**** Data records

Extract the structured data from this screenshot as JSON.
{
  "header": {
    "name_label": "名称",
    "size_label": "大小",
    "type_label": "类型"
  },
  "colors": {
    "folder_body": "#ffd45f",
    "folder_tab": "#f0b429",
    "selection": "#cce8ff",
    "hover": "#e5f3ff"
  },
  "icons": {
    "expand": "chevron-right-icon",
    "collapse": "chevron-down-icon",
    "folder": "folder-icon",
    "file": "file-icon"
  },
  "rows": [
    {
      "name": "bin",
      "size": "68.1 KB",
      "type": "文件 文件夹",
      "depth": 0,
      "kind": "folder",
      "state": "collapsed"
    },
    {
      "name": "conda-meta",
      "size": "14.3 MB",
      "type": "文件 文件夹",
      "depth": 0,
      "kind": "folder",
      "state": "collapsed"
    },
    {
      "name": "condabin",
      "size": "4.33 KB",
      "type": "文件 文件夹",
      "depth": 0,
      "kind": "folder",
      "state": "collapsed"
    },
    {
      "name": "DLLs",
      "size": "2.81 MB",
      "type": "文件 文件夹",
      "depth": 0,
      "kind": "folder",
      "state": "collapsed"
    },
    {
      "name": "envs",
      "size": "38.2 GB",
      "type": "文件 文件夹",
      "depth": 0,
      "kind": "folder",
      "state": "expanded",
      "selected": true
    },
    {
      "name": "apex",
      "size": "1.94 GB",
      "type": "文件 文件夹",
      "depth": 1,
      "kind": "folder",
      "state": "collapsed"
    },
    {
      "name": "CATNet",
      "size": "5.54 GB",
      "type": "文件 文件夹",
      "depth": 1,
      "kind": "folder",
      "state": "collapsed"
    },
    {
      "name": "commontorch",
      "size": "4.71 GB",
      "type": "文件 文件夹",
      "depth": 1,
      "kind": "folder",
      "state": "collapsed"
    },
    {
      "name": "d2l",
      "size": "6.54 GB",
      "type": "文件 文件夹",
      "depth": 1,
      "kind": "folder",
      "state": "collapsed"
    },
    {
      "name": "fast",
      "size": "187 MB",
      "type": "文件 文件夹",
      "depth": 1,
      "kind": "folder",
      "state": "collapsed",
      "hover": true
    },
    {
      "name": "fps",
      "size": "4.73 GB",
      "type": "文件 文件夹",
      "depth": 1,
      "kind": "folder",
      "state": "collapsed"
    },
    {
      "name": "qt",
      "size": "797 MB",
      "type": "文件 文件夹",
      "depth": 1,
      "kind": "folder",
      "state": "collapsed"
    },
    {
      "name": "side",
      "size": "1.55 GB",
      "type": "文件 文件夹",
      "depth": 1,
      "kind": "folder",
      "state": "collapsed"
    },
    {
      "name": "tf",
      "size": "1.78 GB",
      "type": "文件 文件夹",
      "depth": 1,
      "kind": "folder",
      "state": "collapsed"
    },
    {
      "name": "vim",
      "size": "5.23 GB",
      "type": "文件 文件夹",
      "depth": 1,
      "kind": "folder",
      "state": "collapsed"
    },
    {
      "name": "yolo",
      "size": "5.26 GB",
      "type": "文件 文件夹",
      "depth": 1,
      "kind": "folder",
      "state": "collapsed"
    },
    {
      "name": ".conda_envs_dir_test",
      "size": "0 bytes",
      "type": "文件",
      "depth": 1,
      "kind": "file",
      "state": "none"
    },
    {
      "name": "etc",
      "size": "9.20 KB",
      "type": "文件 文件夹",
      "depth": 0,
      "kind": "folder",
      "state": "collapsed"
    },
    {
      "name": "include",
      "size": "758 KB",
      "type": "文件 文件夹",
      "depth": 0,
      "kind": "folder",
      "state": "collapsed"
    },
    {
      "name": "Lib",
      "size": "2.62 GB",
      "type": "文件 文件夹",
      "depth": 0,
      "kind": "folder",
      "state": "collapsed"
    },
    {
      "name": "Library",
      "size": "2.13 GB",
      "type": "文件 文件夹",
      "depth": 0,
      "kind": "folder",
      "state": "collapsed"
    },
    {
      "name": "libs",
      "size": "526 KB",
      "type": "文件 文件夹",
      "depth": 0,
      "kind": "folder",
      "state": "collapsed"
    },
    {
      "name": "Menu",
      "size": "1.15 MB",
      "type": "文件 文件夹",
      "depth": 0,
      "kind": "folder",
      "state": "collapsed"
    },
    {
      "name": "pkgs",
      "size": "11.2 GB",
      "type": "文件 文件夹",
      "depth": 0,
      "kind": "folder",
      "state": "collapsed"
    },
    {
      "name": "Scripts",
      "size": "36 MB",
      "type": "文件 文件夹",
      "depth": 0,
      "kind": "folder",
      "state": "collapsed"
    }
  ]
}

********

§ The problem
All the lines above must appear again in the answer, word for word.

§ Task output
Extract the structured data from this screenshot as JSON.
{
  "header": {
    "name_label": "名称",
    "size_label": "大小",
    "type_label": "类型"
  },
  "colors": {
    "folder_body": "#ffd45f",
    "folder_tab": "#f0b429",
    "selection": "#cce8ff",
    "hover": "#e5f3ff"
  },
  "icons": {
    "expand": "chevron-right-icon",
    "collapse": "chevron-down-icon",
    "folder": "folder-icon",
    "file": "file-icon"
  },
  "rows": [
    {
      "name": "bin",
      "size": "68.1 KB",
      "type": "文件 文件夹",
      "depth": 0,
      "kind": "folder",
      "state": "collapsed"
    },
    {
      "name": "conda-meta",
      "size": "14.3 MB",
      "type": "文件 文件夹",
      "depth": 0,
      "kind": "folder",
      "state": "collapsed"
    },
    {
      "name": "condabin",
      "size": "4.33 KB",
      "type": "文件 文件夹",
      "depth": 0,
      "kind": "folder",
      "state": "collapsed"
    },
    {
      "name": "DLLs",
      "size": "2.81 MB",
      "type": "文件 文件夹",
      "depth": 0,
      "kind": "folder",
      "state": "collapsed"
    },
    {
      "name": "envs",
      "size": "38.2 GB",
      "type": "文件 文件夹",
      "depth": 0,
      "kind": "folder",
      "state": "expanded",
      "selected": true
    },
    {
      "name": "apex",
      "size": "1.94 GB",
      "type": "文件 文件夹",
      "depth": 1,
      "kind": "folder",
      "state": "collapsed"
    },
    {
      "name": "CATNet",
      "size": "5.54 GB",
      "type": "文件 文件夹",
      "depth": 1,
      "kind": "folder",
      "state": "collapsed"
    },
    {
      "name": "commontorch",
      "size": "4.71 GB",
      "type": "文件 文件夹",
      "depth": 1,
      "kind": "folder",
      "state": "collapsed"
    },
    {
      "name": "d2l",
      "size": "6.54 GB",
      "type": "文件 文件夹",
      "depth": 1,
      "kind": "folder",
      "state": "collapsed"
    },
    {
      "name": "fast",
      "size": "187 MB",
      "type": "文件 文件夹",
      "depth": 1,
      "kind": "folder",
      "state": "collapsed",
      "hover": true
    },
    {
      "name": "fps",
      "size": "4.73 GB",
      "type": "文件 文件夹",
      "depth": 1,
      "kind": "folder",
      "state": "collapsed"
    },
    {
      "name": "qt",
      "size": "797 MB",
      "type": "文件 文件夹",
      "depth": 1,
      "kind": "folder",
      "state": "collapsed"
    },
    {
      "name": "side",
      "size": "1.55 GB",
      "type": "文件 文件夹",
      "depth": 1,
      "kind": "folder",
      "state": "collapsed"
    },
    {
      "name": "tf",
      "size": "1.78 GB",
      "type": "文件 文件夹",
      "depth": 1,
      "kind": "folder",
      "state": "collapsed"
    },
    {
      "name": "vim",
      "size": "5.23 GB",
      "type": "文件 文件夹",
      "depth": 1,
      "kind": "folder",
      "state": "collapsed"
    },
    {
      "name": "yolo",
      "size": "5.26 GB",
      "type": "文件 文件夹",
      "depth": 1,
      "kind": "folder",
      "state": "collapsed"
    },
    {
      "name": ".conda_envs_dir_test",
      "size": "0 bytes",
      "type": "文件",
      "depth": 1,
      "kind": "file",
      "state": "none"
    },
    {
      "name": "etc",
      "size": "9.20 KB",
      "type": "文件 文件夹",
      "depth": 0,
      "kind": "folder",
      "state": "collapsed"
    },
    {
      "name": "include",
      "size": "758 KB",
      "type": "文件 文件夹",
      "depth": 0,
      "kind": "folder",
      "state": "collapsed"
    },
    {
      "name": "Lib",
      "size": "2.62 GB",
      "type": "文件 文件夹",
      "depth": 0,
      "kind": "folder",
      "state": "collapsed"
    },
    {
      "name": "Library",
      "size": "2.13 GB",
      "type": "文件 文件夹",
      "depth": 0,
      "kind": "folder",
      "state": "collapsed"
    },
    {
      "name": "libs",
      "size": "526 KB",
      "type": "文件 文件夹",
      "depth": 0,
      "kind": "folder",
      "state": "collapsed"
    },
    {
      "name": "Menu",
      "size": "1.15 MB",
      "type": "文件 文件夹",
      "depth": 0,
      "kind": "folder",
      "state": "collapsed"
    },
    {
      "name": "pkgs",
      "size": "11.2 GB",
      "type": "文件 文件夹",
      "depth": 0,
      "kind": "folder",
      "state": "collapsed"
    },
    {
      "name": "Scripts",
      "size": "36 MB",
      "type": "文件 文件夹",
      "depth": 0,
      "kind": "folder",
      "state": "collapsed"
    }
  ]
}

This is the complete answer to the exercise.